Flugence v. Axis Surplus Ins. Co.
Flugence filed for Chapter 13 bankruptcy protection in 2004 and a plan was confirmed. In 2007, she was injured in a car accident and hired an attorney. Weeks later an amended Chapter 13 plan was confirmed. In 2008 Flugence sued for personal injury. Months later, Flugence was discharged. She never disclosed to the bankruptcy court that she might prosecute a personal-injury claim. The personal-injury defendants discovered the non-disclosure and had the bankruptcy case reopened. The bankruptcy court declared that although Flugence was estopped from pursuing the claim on her own behalf, her bankruptcy trustee was not estopped and could pursue the claim for the benefit of creditors. The district court reversed with respect to estopping Flugence, stating that Flugence did not have a potential cause of action prior to her initial application for bankruptcy protection, and relied on her attorney’s advice concerning disclosure. The Fifth Circuit reinstated the bankruptcy court holding. There is a continuing duty to disclose in a Chapter 13 proceeding and Flugence met all elements of estoppel. Nothing requires that recovery be limited strictly to the amount owed creditors; after a claim is prosecuted and creditors and fees have been paid, any remaining recovery must be returned to the personal-injury defendants.

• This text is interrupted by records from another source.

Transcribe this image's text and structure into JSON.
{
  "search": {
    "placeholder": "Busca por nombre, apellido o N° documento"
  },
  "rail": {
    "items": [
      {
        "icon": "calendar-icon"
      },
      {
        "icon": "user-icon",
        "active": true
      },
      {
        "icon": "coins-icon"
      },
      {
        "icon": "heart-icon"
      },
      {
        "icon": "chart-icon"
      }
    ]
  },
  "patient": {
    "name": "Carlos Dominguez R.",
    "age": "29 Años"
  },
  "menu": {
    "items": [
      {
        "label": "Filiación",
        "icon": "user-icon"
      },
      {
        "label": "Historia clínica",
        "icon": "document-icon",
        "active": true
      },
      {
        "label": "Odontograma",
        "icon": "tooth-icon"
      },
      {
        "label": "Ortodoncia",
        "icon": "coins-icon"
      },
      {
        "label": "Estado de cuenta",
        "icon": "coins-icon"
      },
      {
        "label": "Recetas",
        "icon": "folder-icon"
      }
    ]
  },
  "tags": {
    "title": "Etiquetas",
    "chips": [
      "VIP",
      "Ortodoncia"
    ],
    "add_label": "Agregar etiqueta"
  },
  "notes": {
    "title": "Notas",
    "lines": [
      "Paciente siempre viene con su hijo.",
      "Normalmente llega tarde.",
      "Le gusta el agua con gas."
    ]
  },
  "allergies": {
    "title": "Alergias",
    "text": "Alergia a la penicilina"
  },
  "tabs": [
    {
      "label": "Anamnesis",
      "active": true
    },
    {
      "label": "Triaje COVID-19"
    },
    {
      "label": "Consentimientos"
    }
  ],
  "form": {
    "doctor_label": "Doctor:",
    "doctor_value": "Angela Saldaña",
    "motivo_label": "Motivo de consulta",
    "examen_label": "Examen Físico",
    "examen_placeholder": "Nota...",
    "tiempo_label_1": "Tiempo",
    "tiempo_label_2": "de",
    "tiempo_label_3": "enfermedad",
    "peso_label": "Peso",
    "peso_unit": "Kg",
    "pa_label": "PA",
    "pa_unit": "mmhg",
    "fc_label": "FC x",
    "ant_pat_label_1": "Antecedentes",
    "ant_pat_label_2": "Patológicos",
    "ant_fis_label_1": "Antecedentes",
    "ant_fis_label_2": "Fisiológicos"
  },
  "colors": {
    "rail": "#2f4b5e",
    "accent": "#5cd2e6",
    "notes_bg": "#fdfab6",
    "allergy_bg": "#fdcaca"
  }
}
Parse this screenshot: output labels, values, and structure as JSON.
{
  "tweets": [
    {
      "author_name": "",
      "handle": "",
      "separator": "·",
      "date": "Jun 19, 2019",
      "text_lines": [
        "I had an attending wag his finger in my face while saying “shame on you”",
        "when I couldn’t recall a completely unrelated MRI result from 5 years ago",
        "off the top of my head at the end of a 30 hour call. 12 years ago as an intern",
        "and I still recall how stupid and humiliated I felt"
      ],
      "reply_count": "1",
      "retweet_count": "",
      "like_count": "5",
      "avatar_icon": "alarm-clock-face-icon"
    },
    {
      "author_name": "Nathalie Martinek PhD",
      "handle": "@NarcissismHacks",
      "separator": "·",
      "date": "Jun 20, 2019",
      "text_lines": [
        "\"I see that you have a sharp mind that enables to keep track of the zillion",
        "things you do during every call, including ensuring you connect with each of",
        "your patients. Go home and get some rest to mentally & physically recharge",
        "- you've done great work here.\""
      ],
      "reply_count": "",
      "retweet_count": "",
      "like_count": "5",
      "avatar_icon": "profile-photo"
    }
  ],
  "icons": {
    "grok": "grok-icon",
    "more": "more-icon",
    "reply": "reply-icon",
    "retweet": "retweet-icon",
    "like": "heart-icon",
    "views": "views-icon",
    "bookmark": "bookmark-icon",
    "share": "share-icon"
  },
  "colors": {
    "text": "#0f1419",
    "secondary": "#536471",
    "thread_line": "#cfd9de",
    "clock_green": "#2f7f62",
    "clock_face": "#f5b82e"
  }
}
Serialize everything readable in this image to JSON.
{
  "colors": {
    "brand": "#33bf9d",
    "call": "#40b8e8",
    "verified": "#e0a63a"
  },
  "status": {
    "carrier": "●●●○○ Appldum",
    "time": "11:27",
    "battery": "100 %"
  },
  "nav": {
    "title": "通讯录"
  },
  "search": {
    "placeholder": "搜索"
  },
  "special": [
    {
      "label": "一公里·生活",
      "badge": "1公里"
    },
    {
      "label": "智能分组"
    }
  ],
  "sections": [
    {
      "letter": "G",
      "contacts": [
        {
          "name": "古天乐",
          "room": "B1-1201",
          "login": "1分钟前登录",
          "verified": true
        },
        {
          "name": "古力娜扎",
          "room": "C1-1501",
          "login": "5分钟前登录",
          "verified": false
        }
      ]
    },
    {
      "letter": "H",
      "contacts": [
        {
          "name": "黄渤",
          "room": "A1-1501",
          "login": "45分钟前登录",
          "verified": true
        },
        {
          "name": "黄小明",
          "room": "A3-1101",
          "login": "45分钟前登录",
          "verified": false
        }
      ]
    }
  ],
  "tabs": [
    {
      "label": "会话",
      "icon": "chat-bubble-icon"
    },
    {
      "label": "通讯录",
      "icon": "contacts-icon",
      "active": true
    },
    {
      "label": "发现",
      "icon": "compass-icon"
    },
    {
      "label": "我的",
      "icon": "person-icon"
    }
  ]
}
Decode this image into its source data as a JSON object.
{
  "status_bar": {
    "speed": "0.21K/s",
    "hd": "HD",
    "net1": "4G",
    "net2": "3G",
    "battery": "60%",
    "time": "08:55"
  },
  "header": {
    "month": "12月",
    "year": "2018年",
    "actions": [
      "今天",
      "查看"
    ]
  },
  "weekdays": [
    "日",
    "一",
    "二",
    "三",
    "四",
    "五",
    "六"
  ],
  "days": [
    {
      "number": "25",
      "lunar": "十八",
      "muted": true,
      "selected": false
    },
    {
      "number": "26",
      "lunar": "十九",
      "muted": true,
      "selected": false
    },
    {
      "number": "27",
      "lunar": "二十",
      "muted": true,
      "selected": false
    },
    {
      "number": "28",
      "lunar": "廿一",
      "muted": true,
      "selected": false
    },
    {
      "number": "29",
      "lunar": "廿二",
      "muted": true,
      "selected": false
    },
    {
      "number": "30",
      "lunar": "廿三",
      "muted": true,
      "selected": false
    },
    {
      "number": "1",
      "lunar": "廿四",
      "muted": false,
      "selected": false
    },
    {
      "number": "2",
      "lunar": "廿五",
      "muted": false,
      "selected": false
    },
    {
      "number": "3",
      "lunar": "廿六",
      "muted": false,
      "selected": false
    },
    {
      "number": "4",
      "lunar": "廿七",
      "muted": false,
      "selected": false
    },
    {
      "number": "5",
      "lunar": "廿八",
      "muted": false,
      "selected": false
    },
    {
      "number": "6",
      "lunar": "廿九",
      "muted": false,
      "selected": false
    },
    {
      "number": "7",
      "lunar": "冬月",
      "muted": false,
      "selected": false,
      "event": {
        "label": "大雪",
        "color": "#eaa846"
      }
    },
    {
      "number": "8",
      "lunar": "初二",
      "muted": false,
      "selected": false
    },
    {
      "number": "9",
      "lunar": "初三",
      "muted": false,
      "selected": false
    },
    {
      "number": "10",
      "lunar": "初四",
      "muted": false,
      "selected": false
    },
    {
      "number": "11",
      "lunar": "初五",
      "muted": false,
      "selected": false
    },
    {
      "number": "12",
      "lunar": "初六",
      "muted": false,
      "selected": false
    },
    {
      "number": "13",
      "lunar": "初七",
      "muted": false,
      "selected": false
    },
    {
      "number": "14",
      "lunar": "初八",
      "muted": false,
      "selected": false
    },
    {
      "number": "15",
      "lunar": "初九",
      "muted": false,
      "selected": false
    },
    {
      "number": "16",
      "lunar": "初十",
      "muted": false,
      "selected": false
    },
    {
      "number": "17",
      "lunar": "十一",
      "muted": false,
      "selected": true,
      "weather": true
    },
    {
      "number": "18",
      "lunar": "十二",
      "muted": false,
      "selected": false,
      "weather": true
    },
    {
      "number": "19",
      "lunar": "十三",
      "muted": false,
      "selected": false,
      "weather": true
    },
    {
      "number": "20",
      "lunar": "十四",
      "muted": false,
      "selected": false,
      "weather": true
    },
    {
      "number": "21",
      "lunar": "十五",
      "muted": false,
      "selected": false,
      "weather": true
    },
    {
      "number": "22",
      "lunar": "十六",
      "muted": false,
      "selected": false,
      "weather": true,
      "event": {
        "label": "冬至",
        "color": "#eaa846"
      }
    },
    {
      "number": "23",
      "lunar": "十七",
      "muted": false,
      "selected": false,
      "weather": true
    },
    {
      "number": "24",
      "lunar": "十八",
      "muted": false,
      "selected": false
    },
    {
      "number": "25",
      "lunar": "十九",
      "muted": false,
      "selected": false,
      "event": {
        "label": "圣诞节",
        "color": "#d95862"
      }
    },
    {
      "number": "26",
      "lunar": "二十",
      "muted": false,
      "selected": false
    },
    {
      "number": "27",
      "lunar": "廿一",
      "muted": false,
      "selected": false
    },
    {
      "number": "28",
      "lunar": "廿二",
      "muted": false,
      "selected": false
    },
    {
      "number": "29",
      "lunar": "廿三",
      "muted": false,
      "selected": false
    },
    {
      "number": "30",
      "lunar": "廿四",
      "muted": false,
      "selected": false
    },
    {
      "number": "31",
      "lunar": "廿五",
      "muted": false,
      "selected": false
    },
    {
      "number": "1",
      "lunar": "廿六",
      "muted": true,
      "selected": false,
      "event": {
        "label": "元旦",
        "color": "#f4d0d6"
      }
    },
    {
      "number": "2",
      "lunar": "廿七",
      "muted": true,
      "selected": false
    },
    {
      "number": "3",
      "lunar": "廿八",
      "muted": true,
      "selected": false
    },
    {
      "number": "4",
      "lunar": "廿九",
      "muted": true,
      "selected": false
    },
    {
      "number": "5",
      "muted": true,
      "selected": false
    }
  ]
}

View "Flugence v. Axis Surplus Ins. Co." on Justia Law
Dolgencorp, Inc., et al. v. MS Band of Choctaw Indians, et al.
Dolgencorp, operator of a Dollar General store on the Choctaw reservation, filed suit seeking to enjoin John Doe and the tribal defendants from adjudicating tort claims against Dolgencorp in the Choctaw tribal court. The underlying tort claims stemmed from Doe's suit alleging that a manager sexually molested him while he was working at the Dollar General store. The court affirmed the district court's denial of Dolgencorp's motion for summary judgment and grant of summary judgment in favor of the tribal defendants because Dolgencorp's consensual relationship with Doe gave rise to tribal court jurisdiction over Doe's claims under Montana v. United States. View "Dolgencorp, Inc., et al. v. MS Band of Choctaw Indians, et al." on Justia Law